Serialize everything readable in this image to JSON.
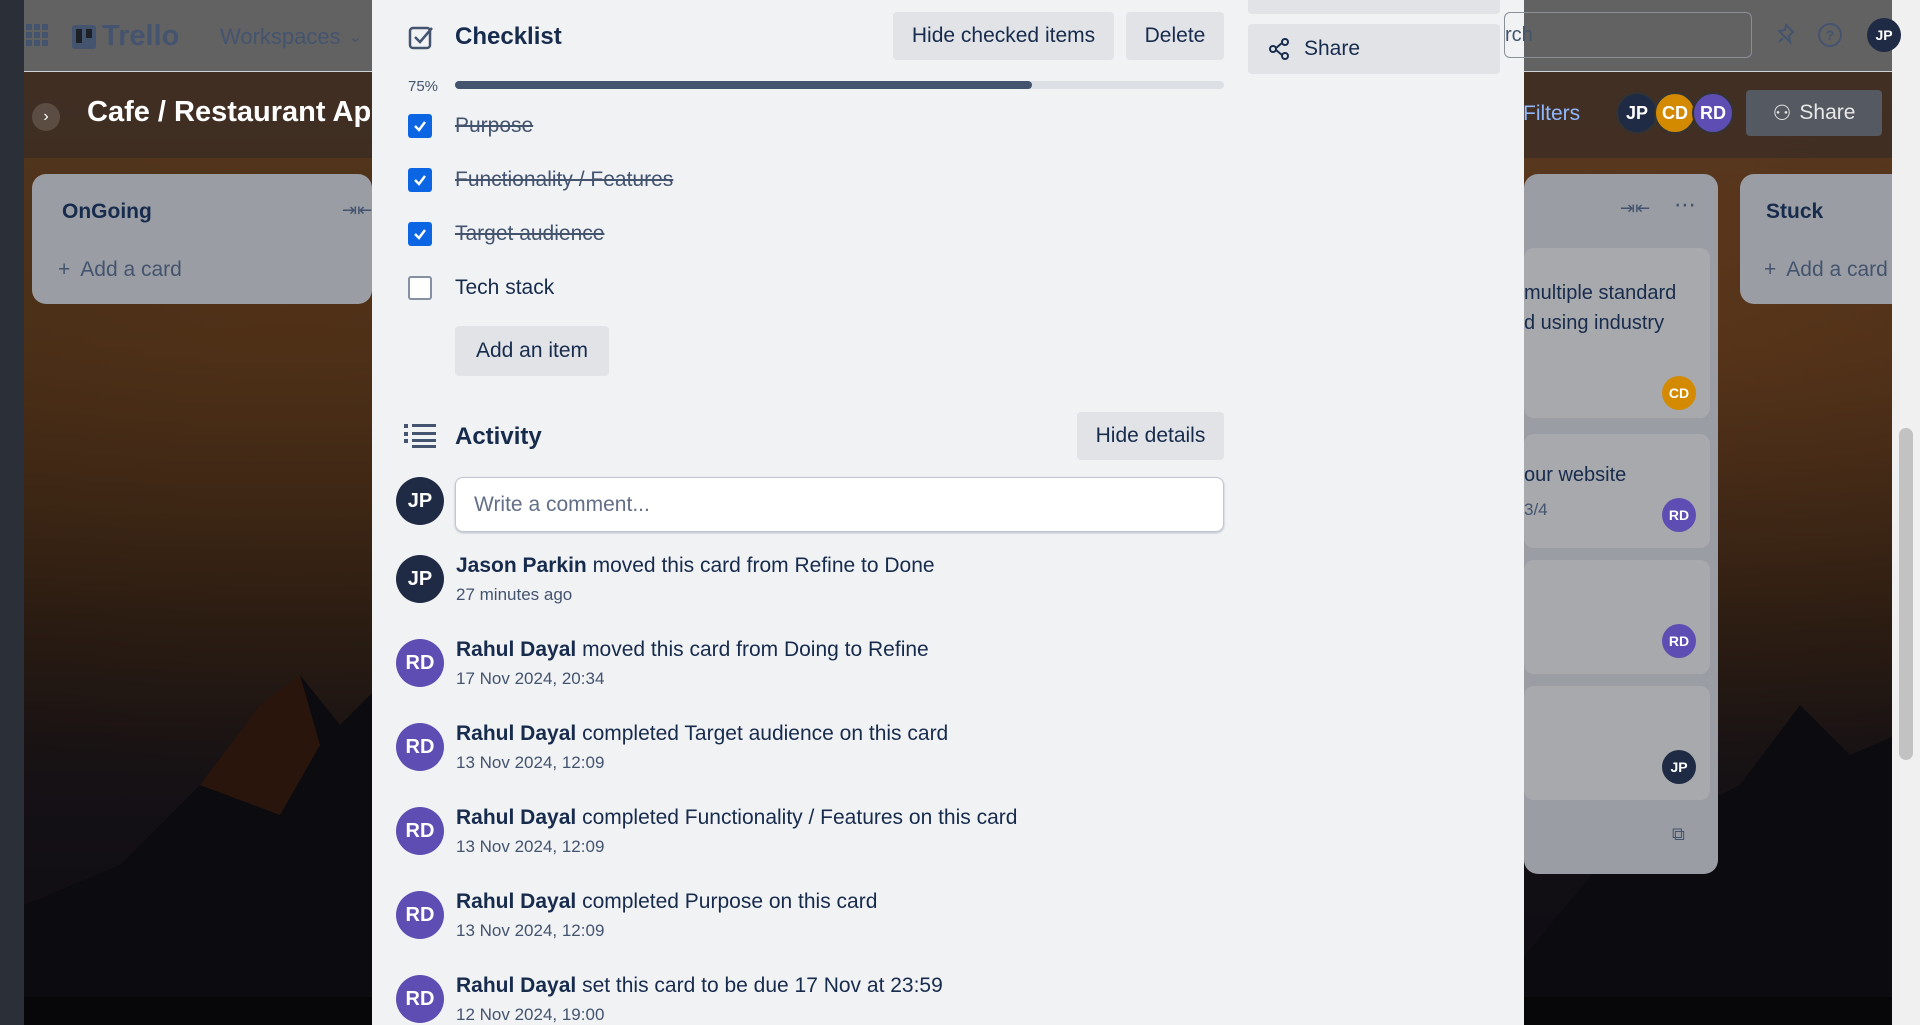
{
  "header": {
    "app_name": "Trello",
    "workspaces_label": "Workspaces",
    "search_placeholder": "rch",
    "user_initials": "JP"
  },
  "board": {
    "title": "Cafe / Restaurant App",
    "filters_label": "Filters",
    "share_label": "Share",
    "members": [
      {
        "initials": "JP",
        "color": "#1f2a44"
      },
      {
        "initials": "CD",
        "color": "#d48a00"
      },
      {
        "initials": "RD",
        "color": "#5e4db2"
      }
    ],
    "lists": [
      {
        "title": "OnGoing",
        "add_label": "Add a card"
      },
      {
        "title": "Stuck",
        "add_label": "Add a card"
      }
    ],
    "card_snippets": [
      {
        "text_line1": "multiple standard",
        "text_line2": "d using industry",
        "avatar": "CD",
        "avatar_color": "#d48a00"
      },
      {
        "text_line1": "our website",
        "text_line2": "3/4",
        "avatar": "RD",
        "avatar_color": "#5e4db2"
      },
      {
        "avatar": "RD",
        "avatar_color": "#5e4db2"
      },
      {
        "avatar": "JP",
        "avatar_color": "#1f2a44"
      }
    ]
  },
  "modal": {
    "sidebar_share_label": "Share",
    "checklist": {
      "title": "Checklist",
      "hide_checked_label": "Hide checked items",
      "delete_label": "Delete",
      "progress_text": "75%",
      "progress_value": 0.75,
      "items": [
        {
          "label": "Purpose",
          "checked": true
        },
        {
          "label": "Functionality / Features",
          "checked": true
        },
        {
          "label": "Target audience",
          "checked": true
        },
        {
          "label": "Tech stack",
          "checked": false
        }
      ],
      "add_item_label": "Add an item"
    },
    "activity": {
      "title": "Activity",
      "hide_details_label": "Hide details",
      "comment_placeholder": "Write a comment...",
      "current_user_initials": "JP",
      "entries": [
        {
          "initials": "JP",
          "color": "#1f2a44",
          "user": "Jason Parkin",
          "action": "moved this card from Refine to Done",
          "time": "27 minutes ago"
        },
        {
          "initials": "RD",
          "color": "#5e4db2",
          "user": "Rahul Dayal",
          "action": "moved this card from Doing to Refine",
          "time": "17 Nov 2024, 20:34"
        },
        {
          "initials": "RD",
          "color": "#5e4db2",
          "user": "Rahul Dayal",
          "action": "completed Target audience on this card",
          "time": "13 Nov 2024, 12:09"
        },
        {
          "initials": "RD",
          "color": "#5e4db2",
          "user": "Rahul Dayal",
          "action": "completed Functionality / Features on this card",
          "time": "13 Nov 2024, 12:09"
        },
        {
          "initials": "RD",
          "color": "#5e4db2",
          "user": "Rahul Dayal",
          "action": "completed Purpose on this card",
          "time": "13 Nov 2024, 12:09"
        },
        {
          "initials": "RD",
          "color": "#5e4db2",
          "user": "Rahul Dayal",
          "action": "set this card to be due 17 Nov at 23:59",
          "time": "12 Nov 2024, 19:00"
        }
      ]
    }
  }
}
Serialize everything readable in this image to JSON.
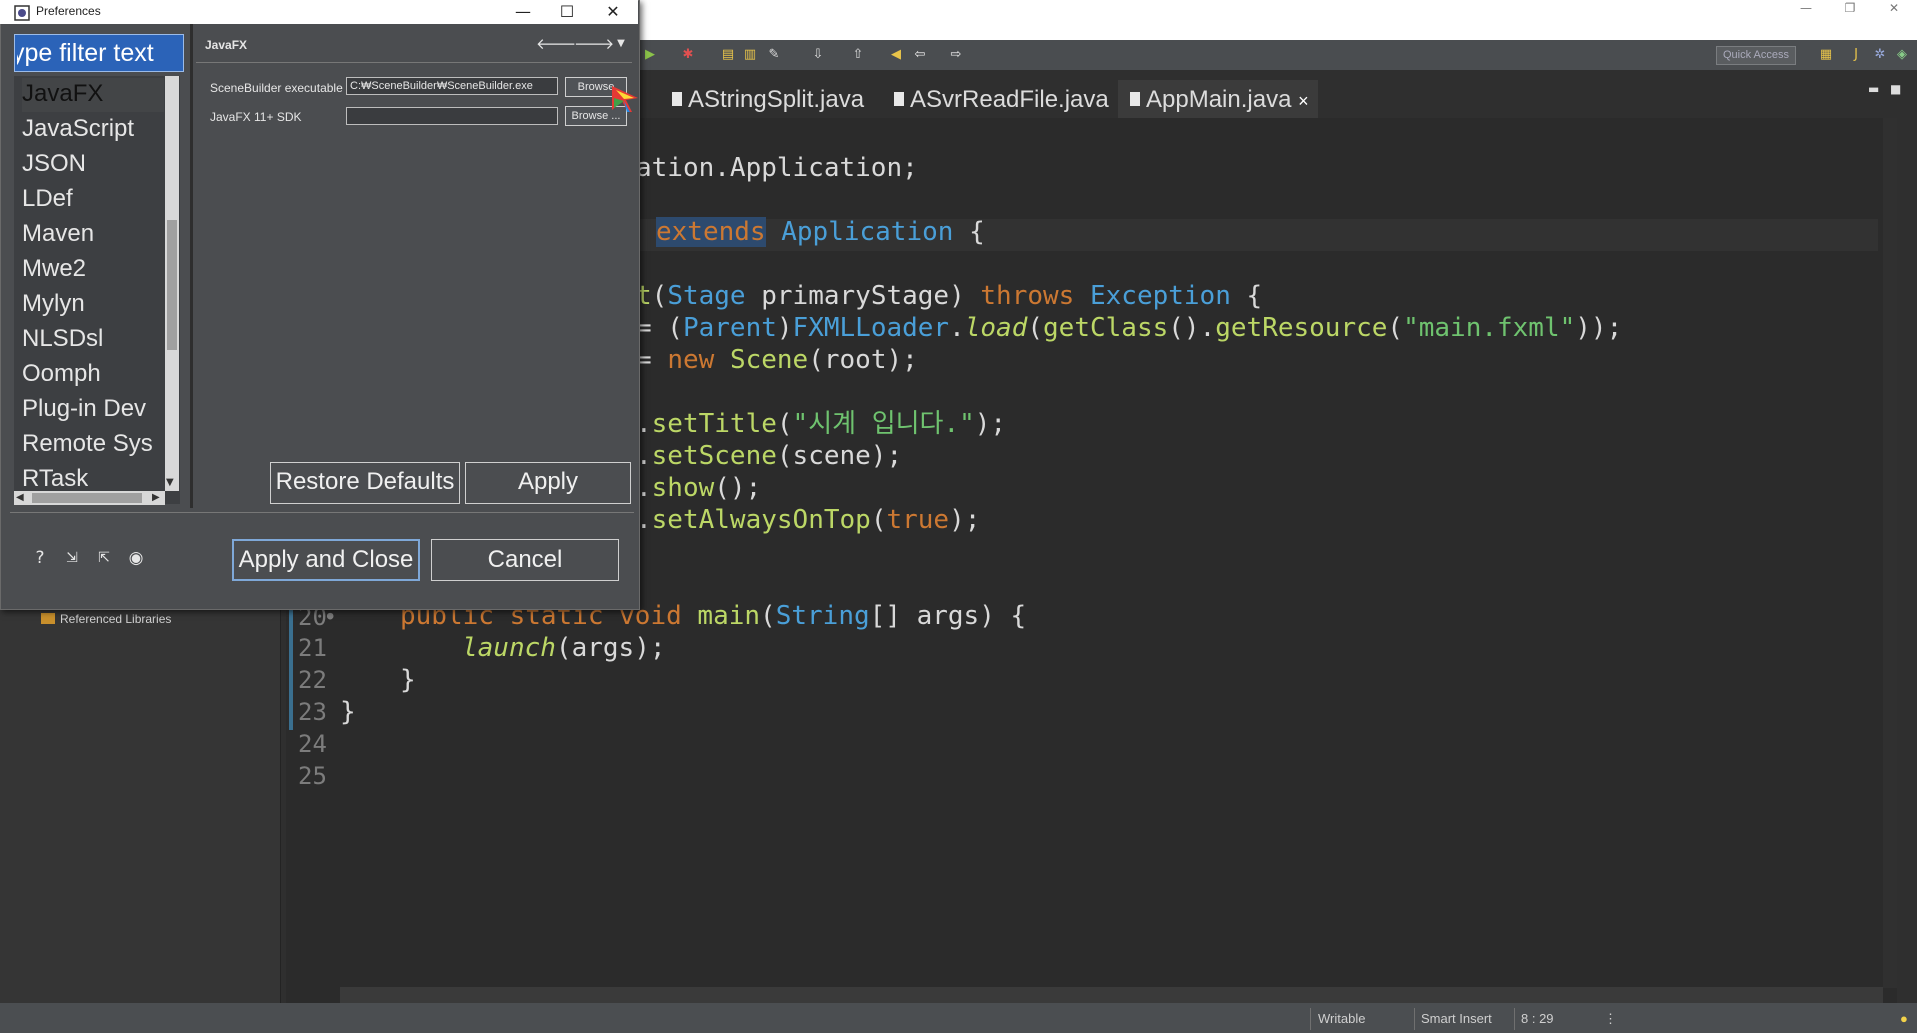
{
  "ide": {
    "quick_access": "Quick Access",
    "tabs": [
      {
        "label": "AStringSplit.java",
        "active": false
      },
      {
        "label": "ASvrReadFile.java",
        "active": false
      },
      {
        "label": "AppMain.java",
        "active": true,
        "close": "×"
      }
    ],
    "explorer_item": "Referenced Libraries",
    "code_lines": [
      {
        "ln": "20",
        "marker": "●"
      },
      {
        "ln": "21"
      },
      {
        "ln": "22"
      },
      {
        "ln": "23"
      },
      {
        "ln": "24"
      },
      {
        "ln": "25"
      }
    ],
    "code": {
      "l1": "ation.Application;",
      "l2_kw": "extends",
      "l2_ty": "Application",
      "l2_end": " {",
      "l3_a": "t",
      "l3_b": "(",
      "l3_ty": "Stage",
      "l3_p": "primaryStage",
      "l3_c": ") ",
      "l3_kw": "throws",
      "l3_ty2": "Exception",
      "l3_d": " {",
      "l4_a": "= (",
      "l4_ty": "Parent",
      "l4_b": ")",
      "l4_ty2": "FXMLLoader",
      "l4_c": ".",
      "l4_fn": "load",
      "l4_d": "(",
      "l4_fn2": "getClass",
      "l4_e": "().",
      "l4_fn3": "getResource",
      "l4_f": "(",
      "l4_st": "\"main.fxml\"",
      "l4_g": "));",
      "l5_a": "= ",
      "l5_kw": "new",
      "l5_b": " ",
      "l5_fn": "Scene",
      "l5_c": "(root);",
      "l6_a": ".",
      "l6_fn": "setTitle",
      "l6_b": "(",
      "l6_st": "\"시계 입니다.\"",
      "l6_c": ");",
      "l7_a": ".",
      "l7_fn": "setScene",
      "l7_b": "(scene);",
      "l8_a": ".",
      "l8_fn": "show",
      "l8_b": "();",
      "l9_a": ".",
      "l9_fn": "setAlwaysOnTop",
      "l9_b": "(",
      "l9_kw": "true",
      "l9_c": ");",
      "m1_kw": "public static void",
      "m1_fn": "main",
      "m1_a": "(",
      "m1_ty": "String",
      "m1_b": "[] ",
      "m1_p": "args",
      "m1_c": ") {",
      "m2_fn": "launch",
      "m2_a": "(",
      "m2_p": "args",
      "m2_b": ");",
      "m3": "}",
      "m4": "}"
    },
    "status": {
      "writable": "Writable",
      "insert_mode": "Smart Insert",
      "position": "8 : 29"
    }
  },
  "dialog": {
    "title": "Preferences",
    "filter_placeholder": "type filter text",
    "tree_items": [
      "JavaFX",
      "JavaScript",
      "JSON",
      "LDef",
      "Maven",
      "Mwe2",
      "Mylyn",
      "NLSDsl",
      "Oomph",
      "Plug-in Dev",
      "Remote Sys",
      "RTask"
    ],
    "selected_item": "JavaFX",
    "page_title": "JavaFX",
    "fields": {
      "scenebuilder_label": "SceneBuilder executable",
      "scenebuilder_value": "C:₩SceneBuilder₩SceneBuilder.exe",
      "sdk_label": "JavaFX 11+ SDK",
      "sdk_value": "",
      "browse_label_1": "Browse",
      "browse_label_2": "Browse ..."
    },
    "buttons": {
      "restore_defaults": "Restore Defaults",
      "apply": "Apply",
      "apply_and_close": "Apply and Close",
      "cancel": "Cancel"
    }
  }
}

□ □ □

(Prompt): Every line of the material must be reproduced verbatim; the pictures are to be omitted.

(Response to this exercise):
Serialize everything readable in this image to JSON.
{
  "header": {
    "app_name": "Trello",
    "workspaces_label": "Workspaces",
    "search_placeholder": "rch",
    "user_initials": "JP"
  },
  "board": {
    "title": "Cafe / Restaurant App",
    "filters_label": "Filters",
    "share_label": "Share",
    "members": [
      {
        "initials": "JP",
        "color": "#1f2a44"
      },
      {
        "initials": "CD",
        "color": "#d48a00"
      },
      {
        "initials": "RD",
        "color": "#5e4db2"
      }
    ],
    "lists": [
      {
        "title": "OnGoing",
        "add_label": "Add a card"
      },
      {
        "title": "Stuck",
        "add_label": "Add a card"
      }
    ],
    "card_snippets": [
      {
        "text_line1": "multiple standard",
        "text_line2": "d using industry",
        "avatar": "CD",
        "avatar_color": "#d48a00"
      },
      {
        "text_line1": "our website",
        "text_line2": "3/4",
        "avatar": "RD",
        "avatar_color": "#5e4db2"
      },
      {
        "avatar": "RD",
        "avatar_color": "#5e4db2"
      },
      {
        "avatar": "JP",
        "avatar_color": "#1f2a44"
      }
    ]
  },
  "modal": {
    "sidebar_share_label": "Share",
    "checklist": {
      "title": "Checklist",
      "hide_checked_label": "Hide checked items",
      "delete_label": "Delete",
      "progress_text": "75%",
      "progress_value": 0.75,
      "items": [
        {
          "label": "Purpose",
          "checked": true
        },
        {
          "label": "Functionality / Features",
          "checked": true
        },
        {
          "label": "Target audience",
          "checked": true
        },
        {
          "label": "Tech stack",
          "checked": false
        }
      ],
      "add_item_label": "Add an item"
    },
    "activity": {
      "title": "Activity",
      "hide_details_label": "Hide details",
      "comment_placeholder": "Write a comment...",
      "current_user_initials": "JP",
      "entries": [
        {
          "initials": "JP",
          "color": "#1f2a44",
          "user": "Jason Parkin",
          "action": "moved this card from Refine to Done",
          "time": "27 minutes ago"
        },
        {
          "initials": "RD",
          "color": "#5e4db2",
          "user": "Rahul Dayal",
          "action": "moved this card from Doing to Refine",
          "time": "17 Nov 2024, 20:34"
        },
        {
          "initials": "RD",
          "color": "#5e4db2",
          "user": "Rahul Dayal",
          "action": "completed Target audience on this card",
          "time": "13 Nov 2024, 12:09"
        },
        {
          "initials": "RD",
          "color": "#5e4db2",
          "user": "Rahul Dayal",
          "action": "completed Functionality / Features on this card",
          "time": "13 Nov 2024, 12:09"
        },
        {
          "initials": "RD",
          "color": "#5e4db2",
          "user": "Rahul Dayal",
          "action": "completed Purpose on this card",
          "time": "13 Nov 2024, 12:09"
        },
        {
          "initials": "RD",
          "color": "#5e4db2",
          "user": "Rahul Dayal",
          "action": "set this card to be due 17 Nov at 23:59",
          "time": "12 Nov 2024, 19:00"
        }
      ]
    }
  }
}
Serialize everything readable in this image to JSON.
{
  "ide": {
    "quick_access": "Quick Access",
    "tabs": [
      {
        "label": "AStringSplit.java",
        "active": false
      },
      {
        "label": "ASvrReadFile.java",
        "active": false
      },
      {
        "label": "AppMain.java",
        "active": true,
        "close": "×"
      }
    ],
    "explorer_item": "Referenced Libraries",
    "code_lines": [
      {
        "ln": "20",
        "marker": "●"
      },
      {
        "ln": "21"
      },
      {
        "ln": "22"
      },
      {
        "ln": "23"
      },
      {
        "ln": "24"
      },
      {
        "ln": "25"
      }
    ],
    "code": {
      "l1": "ation.Application;",
      "l2_kw": "extends",
      "l2_ty": "Application",
      "l2_end": " {",
      "l3_a": "t",
      "l3_b": "(",
      "l3_ty": "Stage",
      "l3_p": "primaryStage",
      "l3_c": ") ",
      "l3_kw": "throws",
      "l3_ty2": "Exception",
      "l3_d": " {",
      "l4_a": "= (",
      "l4_ty": "Parent",
      "l4_b": ")",
      "l4_ty2": "FXMLLoader",
      "l4_c": ".",
      "l4_fn": "load",
      "l4_d": "(",
      "l4_fn2": "getClass",
      "l4_e": "().",
      "l4_fn3": "getResource",
      "l4_f": "(",
      "l4_st": "\"main.fxml\"",
      "l4_g": "));",
      "l5_a": "= ",
      "l5_kw": "new",
      "l5_b": " ",
      "l5_fn": "Scene",
      "l5_c": "(root);",
      "l6_a": ".",
      "l6_fn": "setTitle",
      "l6_b": "(",
      "l6_st": "\"시계 입니다.\"",
      "l6_c": ");",
      "l7_a": ".",
      "l7_fn": "setScene",
      "l7_b": "(scene);",
      "l8_a": ".",
      "l8_fn": "show",
      "l8_b": "();",
      "l9_a": ".",
      "l9_fn": "setAlwaysOnTop",
      "l9_b": "(",
      "l9_kw": "true",
      "l9_c": ");",
      "m1_kw": "public static void",
      "m1_fn": "main",
      "m1_a": "(",
      "m1_ty": "String",
      "m1_b": "[] ",
      "m1_p": "args",
      "m1_c": ") {",
      "m2_fn": "launch",
      "m2_a": "(",
      "m2_p": "args",
      "m2_b": ");",
      "m3": "}",
      "m4": "}"
    },
    "status": {
      "writable": "Writable",
      "insert_mode": "Smart Insert",
      "position": "8 : 29"
    }
  },
  "dialog": {
    "title": "Preferences",
    "filter_placeholder": "type filter text",
    "tree_items": [
      "JavaFX",
      "JavaScript",
      "JSON",
      "LDef",
      "Maven",
      "Mwe2",
      "Mylyn",
      "NLSDsl",
      "Oomph",
      "Plug-in Dev",
      "Remote Sys",
      "RTask"
    ],
    "selected_item": "JavaFX",
    "page_title": "JavaFX",
    "fields": {
      "scenebuilder_label": "SceneBuilder executable",
      "scenebuilder_value": "C:₩SceneBuilder₩SceneBuilder.exe",
      "sdk_label": "JavaFX 11+ SDK",
      "sdk_value": "",
      "browse_label_1": "Browse",
      "browse_label_2": "Browse ..."
    },
    "buttons": {
      "restore_defaults": "Restore Defaults",
      "apply": "Apply",
      "apply_and_close": "Apply and Close",
      "cancel": "Cancel"
    }
  }
}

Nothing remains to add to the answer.